Douglas Groothuis, Ph.D., teaches philosophy at Denver Seminary. He can be reached at: Doug@densem.edu. His website is http://www.gospelcom.net/ivpress/groothuis.
People have always wondered what--if anything--lies beyond the grave. Is death the end of existence, an entry into eternity, or an intermission between earthly lives? Some Eastern religions teach that the soul reincarnates in many different bodies, and approximately twenty five percent of Americans now believe it. Why are so many people drawn to reincarnation?
Reincarnation offers hope to many. If we don't "get it right" in this life, we have another chance the next time around. Some even consult therapists in the hope of learning the details of their past lives which may help them solve their present problems.
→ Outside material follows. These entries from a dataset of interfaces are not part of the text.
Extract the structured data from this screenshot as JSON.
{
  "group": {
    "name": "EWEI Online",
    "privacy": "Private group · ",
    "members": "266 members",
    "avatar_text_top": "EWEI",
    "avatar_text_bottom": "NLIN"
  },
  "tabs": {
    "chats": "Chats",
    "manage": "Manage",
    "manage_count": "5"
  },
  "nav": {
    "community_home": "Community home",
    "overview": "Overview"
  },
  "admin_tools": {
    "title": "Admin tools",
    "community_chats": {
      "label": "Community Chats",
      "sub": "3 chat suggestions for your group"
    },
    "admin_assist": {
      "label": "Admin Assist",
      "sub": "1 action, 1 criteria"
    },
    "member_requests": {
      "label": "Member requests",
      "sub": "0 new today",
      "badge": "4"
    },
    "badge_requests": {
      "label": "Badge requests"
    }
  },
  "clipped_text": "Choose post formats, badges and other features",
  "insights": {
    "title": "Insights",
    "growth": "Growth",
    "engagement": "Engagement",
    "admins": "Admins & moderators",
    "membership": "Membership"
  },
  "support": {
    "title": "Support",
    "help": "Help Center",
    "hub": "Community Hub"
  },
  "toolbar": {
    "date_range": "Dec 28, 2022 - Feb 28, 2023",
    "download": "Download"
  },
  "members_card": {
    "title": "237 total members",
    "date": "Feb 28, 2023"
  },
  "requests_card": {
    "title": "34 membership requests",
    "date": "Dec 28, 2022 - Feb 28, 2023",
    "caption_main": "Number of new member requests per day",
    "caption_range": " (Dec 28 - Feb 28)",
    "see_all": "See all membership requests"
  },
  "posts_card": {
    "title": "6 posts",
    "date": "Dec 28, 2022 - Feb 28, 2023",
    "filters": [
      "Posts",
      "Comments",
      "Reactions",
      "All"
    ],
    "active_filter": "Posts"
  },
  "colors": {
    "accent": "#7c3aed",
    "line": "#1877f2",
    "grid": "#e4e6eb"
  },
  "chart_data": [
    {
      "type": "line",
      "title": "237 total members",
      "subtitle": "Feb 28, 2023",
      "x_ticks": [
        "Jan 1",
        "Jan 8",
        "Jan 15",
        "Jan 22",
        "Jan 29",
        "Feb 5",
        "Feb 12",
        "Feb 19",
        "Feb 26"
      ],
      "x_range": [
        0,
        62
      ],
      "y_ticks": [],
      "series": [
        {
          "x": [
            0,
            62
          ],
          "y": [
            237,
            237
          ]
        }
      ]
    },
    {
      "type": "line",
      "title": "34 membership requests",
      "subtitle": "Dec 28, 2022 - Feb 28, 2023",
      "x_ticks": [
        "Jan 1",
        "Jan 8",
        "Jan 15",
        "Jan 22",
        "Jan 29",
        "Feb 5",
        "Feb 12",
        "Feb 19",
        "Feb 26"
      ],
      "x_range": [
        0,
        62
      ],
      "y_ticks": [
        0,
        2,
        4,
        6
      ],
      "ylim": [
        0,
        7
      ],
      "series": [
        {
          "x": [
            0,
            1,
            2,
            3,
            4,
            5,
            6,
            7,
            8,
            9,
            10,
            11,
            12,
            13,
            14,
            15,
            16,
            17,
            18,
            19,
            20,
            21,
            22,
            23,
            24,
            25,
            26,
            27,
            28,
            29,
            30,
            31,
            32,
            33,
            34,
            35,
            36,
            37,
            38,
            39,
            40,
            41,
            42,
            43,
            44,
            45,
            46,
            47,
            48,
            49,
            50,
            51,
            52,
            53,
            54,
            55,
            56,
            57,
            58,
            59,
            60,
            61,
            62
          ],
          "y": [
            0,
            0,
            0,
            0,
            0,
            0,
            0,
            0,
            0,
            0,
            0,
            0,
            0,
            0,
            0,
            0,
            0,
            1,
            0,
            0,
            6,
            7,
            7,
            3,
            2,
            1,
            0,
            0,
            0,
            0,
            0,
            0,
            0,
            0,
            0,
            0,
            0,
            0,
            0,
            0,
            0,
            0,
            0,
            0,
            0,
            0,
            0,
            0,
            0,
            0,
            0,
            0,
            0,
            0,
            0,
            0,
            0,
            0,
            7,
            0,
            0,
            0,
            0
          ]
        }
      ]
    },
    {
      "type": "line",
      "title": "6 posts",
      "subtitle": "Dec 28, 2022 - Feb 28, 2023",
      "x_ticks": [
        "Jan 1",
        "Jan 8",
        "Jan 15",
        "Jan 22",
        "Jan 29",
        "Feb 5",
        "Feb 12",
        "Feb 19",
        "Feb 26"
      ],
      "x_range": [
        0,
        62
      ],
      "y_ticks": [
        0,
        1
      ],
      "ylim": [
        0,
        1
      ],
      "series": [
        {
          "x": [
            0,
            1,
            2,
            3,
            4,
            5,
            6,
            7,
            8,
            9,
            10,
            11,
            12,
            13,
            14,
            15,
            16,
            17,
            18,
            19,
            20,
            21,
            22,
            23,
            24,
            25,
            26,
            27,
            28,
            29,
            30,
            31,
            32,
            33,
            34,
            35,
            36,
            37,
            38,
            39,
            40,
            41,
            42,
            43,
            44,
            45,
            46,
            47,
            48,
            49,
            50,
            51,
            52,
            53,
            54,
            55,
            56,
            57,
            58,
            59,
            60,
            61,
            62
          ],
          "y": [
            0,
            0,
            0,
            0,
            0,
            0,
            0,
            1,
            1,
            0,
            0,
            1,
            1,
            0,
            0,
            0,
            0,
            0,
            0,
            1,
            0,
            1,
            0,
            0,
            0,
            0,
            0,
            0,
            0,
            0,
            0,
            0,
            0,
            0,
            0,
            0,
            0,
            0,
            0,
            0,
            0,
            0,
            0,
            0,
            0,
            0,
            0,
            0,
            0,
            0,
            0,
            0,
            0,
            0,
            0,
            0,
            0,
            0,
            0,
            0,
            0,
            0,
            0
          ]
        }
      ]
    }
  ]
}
Reincarnation also claims to insure justice. We get what we deserve in every life. Reincarnation is connected with the law of karma, which teaches that our good and bad deeds produce good and bad results from lifetime to lifetime. The law of karma is an unbending and impersonal rule of the universe. By working off one's bad karma over many lifetimes, a person can finally escape the process of rebirth and attain enlightenment.
But can reincarnation realistically offer hope and a sense of justice to a troubled world? Can it answer the nagging problem of death?
Even those who believe in reincarnation admit that the vast majority of humans do not remember their previous lives. Yet how can we learn from our past mistakes if we cannot remember them? We seem to make the same mistakes over and over again. Given the moral failure rate of human history, do we any have reason to hope that we will get it right in a future lifetime?
According to reincarnation, the innocent do not suffer. All suffering is deserved on the basis of bad karma. The baby born without legs deserved it, as did the woman who was raped. There is no injustice--and no forgiveness. None are innocent, and there is no grace available. This is not good news.
The law of karma is unmerciful, yet the message of Jesus Christ is different. He taught that no one can keep the moral law. The human heart is impure because of wrong attitudes and actions. Wrongdoing is an offense against a loving and absolutely good God. Yet Jesus never spoke of reincarnation as a way out.
Jesus spoke of people receiving either eternal reward or eternal punishment according to how they responded to him during their one lifetime on earth (Matthew 25:31-46; see also Hebrews 9:27). Reincarnation is out. But Jesus offered himself as the way out.
Jesus proclaimed that he came into the world "to seek and to save the lost" (Luke 19:10). Through his ministry of teaching, preaching, and healing, he demonstrated a sinless life and the power over death itself by raising the dead. He said that he "did not come to be served, but to serve, and to give his life as a ransom for many" (Mark 10:45).
Jesus showed his forgiving love even on his blood stained cross. A thief on a cross next to Jesus confessed his sin and asked Jesus to remember him. Jesus responded, "I tell you the truth, today you will be with me in paradise" (Luke 23:43). Only faith in Jesus was required for paradise, not lifetime after lifetime of working off bad karma and building up good karma. As Jesus announced: "For God so loved the world that he gave his one and only Son, that whoever believes in him shall not perish but have eternal life" (John 3:16). That, indeed, is good news--for this life and beyond.
Copyright © 1999 by Douglas Groothuis.